### PROBLEM
Every line holding the string "JSON" is to be copied from the entries below.

[DATA SUPPLIED — start]

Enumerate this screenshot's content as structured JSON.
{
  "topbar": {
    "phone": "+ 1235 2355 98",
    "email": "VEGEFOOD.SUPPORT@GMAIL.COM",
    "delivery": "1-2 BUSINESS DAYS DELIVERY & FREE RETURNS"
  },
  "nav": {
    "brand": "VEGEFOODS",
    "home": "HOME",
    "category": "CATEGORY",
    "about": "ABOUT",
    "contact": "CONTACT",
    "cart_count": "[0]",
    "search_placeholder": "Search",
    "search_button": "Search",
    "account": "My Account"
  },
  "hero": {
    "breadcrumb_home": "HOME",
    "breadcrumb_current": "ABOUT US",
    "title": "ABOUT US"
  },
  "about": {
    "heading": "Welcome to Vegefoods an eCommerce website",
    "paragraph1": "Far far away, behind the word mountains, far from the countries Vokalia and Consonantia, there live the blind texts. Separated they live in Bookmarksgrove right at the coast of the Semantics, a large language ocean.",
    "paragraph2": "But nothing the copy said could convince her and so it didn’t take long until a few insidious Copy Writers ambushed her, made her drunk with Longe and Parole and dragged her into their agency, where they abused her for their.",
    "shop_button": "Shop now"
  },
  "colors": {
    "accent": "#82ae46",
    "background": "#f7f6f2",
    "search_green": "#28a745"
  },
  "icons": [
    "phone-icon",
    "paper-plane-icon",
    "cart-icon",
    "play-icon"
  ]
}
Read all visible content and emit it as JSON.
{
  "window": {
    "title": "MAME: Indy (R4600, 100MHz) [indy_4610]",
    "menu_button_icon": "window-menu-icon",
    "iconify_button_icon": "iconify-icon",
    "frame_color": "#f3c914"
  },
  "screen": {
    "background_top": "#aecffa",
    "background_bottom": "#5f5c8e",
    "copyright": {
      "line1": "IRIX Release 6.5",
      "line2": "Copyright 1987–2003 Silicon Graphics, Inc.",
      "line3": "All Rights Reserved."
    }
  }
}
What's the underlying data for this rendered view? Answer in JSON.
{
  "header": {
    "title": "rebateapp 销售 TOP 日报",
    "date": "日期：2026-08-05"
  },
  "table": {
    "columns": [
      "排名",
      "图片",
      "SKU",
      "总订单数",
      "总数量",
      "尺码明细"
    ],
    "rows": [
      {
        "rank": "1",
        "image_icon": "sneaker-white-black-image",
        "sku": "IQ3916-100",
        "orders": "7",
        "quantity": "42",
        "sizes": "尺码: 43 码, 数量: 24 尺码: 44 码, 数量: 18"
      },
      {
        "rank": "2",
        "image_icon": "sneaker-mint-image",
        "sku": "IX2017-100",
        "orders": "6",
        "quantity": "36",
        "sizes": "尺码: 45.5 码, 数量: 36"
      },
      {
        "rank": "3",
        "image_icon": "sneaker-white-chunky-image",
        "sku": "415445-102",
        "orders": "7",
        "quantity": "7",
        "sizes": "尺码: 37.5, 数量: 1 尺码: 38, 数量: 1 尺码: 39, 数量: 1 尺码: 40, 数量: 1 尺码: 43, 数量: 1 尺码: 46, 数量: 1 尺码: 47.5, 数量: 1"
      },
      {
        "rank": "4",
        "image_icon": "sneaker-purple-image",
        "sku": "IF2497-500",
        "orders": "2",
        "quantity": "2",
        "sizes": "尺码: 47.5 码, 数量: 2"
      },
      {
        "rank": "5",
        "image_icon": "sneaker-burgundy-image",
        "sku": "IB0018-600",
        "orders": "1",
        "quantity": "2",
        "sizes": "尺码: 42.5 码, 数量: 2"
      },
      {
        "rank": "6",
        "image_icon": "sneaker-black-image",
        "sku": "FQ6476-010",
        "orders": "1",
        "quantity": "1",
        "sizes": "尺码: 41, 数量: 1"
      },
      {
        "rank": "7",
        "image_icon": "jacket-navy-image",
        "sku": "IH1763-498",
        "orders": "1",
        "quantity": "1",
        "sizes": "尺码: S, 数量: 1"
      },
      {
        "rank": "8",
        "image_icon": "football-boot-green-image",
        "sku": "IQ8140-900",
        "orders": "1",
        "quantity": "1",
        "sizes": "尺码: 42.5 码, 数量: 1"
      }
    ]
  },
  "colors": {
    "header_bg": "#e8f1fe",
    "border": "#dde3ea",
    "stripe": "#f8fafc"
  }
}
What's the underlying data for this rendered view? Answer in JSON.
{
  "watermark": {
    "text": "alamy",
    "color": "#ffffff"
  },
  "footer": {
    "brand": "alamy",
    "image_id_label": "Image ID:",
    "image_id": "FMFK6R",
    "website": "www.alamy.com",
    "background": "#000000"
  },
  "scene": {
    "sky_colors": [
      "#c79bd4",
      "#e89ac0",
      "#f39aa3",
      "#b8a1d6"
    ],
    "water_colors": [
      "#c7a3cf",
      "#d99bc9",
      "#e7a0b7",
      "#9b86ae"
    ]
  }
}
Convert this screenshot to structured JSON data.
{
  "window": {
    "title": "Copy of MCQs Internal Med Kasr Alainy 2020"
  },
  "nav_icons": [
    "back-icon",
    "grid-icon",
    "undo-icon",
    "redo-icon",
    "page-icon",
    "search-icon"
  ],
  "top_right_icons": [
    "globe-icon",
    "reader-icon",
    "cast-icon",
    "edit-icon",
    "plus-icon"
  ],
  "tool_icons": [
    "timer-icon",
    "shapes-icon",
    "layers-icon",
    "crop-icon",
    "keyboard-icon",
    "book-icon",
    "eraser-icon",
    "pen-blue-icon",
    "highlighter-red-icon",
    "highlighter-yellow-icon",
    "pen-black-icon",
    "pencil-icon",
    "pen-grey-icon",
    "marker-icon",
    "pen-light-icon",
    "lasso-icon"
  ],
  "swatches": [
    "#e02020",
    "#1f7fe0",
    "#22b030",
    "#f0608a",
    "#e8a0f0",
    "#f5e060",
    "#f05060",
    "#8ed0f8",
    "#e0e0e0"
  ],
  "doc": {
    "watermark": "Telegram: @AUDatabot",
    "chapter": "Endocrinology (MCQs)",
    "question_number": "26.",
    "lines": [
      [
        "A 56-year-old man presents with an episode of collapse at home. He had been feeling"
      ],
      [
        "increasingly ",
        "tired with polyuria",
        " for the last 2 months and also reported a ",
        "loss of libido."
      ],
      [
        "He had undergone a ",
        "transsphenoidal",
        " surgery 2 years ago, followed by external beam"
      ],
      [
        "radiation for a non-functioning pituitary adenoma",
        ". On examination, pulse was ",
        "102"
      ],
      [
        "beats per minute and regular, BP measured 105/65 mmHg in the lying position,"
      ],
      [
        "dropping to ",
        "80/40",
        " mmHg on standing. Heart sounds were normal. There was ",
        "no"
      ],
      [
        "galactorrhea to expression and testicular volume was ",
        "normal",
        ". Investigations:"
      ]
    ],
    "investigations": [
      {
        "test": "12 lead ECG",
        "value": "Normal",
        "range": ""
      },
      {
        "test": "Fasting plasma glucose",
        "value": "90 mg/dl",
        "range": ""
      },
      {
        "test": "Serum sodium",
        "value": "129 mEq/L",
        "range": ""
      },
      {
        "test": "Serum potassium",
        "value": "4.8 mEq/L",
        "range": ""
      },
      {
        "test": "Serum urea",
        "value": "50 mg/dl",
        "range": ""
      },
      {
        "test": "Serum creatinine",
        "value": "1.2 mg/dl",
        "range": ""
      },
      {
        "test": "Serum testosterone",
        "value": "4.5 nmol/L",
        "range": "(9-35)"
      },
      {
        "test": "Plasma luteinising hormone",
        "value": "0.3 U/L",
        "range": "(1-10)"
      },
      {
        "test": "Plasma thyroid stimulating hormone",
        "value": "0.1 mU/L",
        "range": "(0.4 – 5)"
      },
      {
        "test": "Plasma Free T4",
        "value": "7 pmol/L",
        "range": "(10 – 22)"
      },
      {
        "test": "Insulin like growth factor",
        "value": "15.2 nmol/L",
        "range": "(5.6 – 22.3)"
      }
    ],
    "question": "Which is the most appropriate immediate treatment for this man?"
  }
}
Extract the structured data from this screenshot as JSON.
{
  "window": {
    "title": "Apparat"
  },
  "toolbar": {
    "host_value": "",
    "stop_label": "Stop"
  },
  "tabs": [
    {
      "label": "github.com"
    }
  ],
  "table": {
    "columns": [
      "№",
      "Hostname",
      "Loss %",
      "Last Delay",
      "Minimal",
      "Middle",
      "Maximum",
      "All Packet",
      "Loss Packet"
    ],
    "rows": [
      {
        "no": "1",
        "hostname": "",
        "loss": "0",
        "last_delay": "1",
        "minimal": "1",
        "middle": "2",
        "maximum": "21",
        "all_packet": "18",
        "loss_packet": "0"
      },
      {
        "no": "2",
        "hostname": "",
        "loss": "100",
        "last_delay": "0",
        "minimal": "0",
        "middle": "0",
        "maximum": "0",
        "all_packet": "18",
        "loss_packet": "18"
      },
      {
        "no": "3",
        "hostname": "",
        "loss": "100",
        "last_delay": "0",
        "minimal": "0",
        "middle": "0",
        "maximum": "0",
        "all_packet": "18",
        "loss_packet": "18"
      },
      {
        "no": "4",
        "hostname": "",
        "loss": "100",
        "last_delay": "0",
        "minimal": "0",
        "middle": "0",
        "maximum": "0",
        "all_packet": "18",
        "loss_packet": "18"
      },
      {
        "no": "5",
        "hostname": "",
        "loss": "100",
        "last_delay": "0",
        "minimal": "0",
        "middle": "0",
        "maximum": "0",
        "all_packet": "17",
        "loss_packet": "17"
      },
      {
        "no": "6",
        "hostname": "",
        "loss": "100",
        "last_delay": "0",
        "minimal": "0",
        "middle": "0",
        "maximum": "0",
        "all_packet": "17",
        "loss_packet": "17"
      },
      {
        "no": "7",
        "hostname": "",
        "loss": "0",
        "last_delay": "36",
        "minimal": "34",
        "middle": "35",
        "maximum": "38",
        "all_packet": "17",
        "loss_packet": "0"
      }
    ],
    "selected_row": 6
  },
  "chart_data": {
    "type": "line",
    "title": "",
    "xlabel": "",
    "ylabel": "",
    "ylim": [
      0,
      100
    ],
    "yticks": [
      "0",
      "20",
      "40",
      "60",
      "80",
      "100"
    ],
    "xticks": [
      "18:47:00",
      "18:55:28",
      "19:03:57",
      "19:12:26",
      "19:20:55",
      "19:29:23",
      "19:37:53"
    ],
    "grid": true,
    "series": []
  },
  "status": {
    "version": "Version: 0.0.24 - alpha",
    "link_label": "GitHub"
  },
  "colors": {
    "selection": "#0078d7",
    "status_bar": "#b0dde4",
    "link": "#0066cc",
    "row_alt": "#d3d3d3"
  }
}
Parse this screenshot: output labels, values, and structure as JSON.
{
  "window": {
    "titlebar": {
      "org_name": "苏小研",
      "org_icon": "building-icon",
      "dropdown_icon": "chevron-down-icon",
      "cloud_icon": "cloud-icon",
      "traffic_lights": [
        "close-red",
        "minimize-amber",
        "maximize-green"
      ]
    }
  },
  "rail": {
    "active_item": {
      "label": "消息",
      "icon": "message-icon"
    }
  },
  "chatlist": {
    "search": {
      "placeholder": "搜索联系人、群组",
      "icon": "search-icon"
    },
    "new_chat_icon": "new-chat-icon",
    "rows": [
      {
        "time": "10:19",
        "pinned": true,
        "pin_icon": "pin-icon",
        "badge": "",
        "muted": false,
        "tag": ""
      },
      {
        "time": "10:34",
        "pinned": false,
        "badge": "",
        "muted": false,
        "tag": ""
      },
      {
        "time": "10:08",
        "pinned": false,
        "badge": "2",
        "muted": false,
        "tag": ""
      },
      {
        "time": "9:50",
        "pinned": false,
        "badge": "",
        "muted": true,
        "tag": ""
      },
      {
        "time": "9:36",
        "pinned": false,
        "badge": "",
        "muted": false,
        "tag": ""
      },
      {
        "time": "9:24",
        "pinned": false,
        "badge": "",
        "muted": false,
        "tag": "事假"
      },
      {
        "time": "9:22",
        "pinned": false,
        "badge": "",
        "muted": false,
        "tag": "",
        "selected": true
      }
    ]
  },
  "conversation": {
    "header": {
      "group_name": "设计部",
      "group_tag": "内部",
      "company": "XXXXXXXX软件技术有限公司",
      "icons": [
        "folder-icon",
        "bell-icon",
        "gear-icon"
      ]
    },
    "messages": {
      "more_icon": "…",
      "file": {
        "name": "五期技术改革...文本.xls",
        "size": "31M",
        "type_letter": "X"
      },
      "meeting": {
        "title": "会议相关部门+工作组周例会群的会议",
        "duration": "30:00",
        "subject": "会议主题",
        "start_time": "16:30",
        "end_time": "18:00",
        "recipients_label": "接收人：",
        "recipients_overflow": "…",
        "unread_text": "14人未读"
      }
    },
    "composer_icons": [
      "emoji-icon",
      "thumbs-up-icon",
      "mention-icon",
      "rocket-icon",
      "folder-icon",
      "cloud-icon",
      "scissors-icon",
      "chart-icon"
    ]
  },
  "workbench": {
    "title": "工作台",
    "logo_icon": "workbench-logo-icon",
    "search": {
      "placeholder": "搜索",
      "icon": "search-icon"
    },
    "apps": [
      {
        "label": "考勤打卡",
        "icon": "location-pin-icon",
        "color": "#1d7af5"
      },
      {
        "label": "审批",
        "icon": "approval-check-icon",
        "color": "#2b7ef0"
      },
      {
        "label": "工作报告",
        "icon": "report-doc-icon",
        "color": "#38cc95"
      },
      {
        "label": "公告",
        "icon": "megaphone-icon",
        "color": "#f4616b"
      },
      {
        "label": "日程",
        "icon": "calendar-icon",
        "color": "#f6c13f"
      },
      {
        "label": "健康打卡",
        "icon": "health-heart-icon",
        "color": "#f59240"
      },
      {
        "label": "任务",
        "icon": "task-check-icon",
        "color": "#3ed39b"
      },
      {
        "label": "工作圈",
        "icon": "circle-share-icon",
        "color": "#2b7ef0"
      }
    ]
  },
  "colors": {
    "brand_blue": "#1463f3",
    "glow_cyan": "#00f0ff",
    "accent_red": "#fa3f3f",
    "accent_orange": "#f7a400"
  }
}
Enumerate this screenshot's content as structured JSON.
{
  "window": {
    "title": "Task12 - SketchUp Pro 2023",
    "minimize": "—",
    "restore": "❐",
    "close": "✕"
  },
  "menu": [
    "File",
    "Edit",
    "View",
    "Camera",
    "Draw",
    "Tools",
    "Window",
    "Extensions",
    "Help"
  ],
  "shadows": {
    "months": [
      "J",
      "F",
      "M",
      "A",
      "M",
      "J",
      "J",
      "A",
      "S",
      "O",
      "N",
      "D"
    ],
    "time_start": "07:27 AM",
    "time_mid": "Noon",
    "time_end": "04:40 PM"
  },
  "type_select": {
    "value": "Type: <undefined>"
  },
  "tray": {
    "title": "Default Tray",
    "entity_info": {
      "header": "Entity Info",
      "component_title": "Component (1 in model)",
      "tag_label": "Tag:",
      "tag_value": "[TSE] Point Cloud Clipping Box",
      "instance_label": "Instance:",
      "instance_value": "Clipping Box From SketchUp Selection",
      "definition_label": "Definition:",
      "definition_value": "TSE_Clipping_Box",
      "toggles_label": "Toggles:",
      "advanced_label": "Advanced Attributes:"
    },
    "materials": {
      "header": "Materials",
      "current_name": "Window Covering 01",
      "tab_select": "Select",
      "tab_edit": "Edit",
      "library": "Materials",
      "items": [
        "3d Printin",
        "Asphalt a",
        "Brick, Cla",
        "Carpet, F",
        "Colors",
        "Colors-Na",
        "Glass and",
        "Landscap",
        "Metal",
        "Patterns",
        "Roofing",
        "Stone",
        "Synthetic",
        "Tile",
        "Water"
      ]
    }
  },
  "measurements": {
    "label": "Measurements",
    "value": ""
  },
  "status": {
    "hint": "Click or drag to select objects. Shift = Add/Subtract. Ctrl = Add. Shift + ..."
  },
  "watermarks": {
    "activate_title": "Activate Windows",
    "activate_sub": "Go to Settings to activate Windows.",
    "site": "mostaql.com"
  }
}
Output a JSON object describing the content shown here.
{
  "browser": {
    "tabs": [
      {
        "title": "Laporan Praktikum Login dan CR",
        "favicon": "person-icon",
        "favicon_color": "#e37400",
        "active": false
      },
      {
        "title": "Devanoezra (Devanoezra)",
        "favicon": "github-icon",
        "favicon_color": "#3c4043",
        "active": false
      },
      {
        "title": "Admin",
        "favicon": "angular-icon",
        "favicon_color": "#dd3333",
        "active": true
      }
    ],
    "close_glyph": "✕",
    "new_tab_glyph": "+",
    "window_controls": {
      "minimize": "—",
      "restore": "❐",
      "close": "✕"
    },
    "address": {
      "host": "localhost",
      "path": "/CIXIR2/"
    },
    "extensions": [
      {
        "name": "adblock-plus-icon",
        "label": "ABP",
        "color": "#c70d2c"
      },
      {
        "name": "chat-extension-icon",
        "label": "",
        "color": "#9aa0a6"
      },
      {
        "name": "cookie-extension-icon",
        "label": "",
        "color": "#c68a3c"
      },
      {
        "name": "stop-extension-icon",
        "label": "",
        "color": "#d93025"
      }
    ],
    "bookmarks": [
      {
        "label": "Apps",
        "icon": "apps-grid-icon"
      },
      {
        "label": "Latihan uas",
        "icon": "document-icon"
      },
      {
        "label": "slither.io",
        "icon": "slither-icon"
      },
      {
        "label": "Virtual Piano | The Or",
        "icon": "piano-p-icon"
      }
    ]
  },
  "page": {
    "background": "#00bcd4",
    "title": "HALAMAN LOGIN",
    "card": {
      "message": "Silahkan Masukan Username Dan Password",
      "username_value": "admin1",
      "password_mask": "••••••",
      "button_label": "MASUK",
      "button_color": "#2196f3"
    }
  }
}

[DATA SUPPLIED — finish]

### PROBLEM SOLUTION
Enumerate this screenshot's content as structured JSON.
Read all visible content and emit it as JSON.
What's the underlying data for this rendered view? Answer in JSON.
What's the underlying data for this rendered view? Answer in JSON.
Convert this screenshot to structured JSON data.
Extract the structured data from this screenshot as JSON.
Parse this screenshot: output labels, values, and structure as JSON.
Enumerate this screenshot's content as structured JSON.
Output a JSON object describing the content shown here.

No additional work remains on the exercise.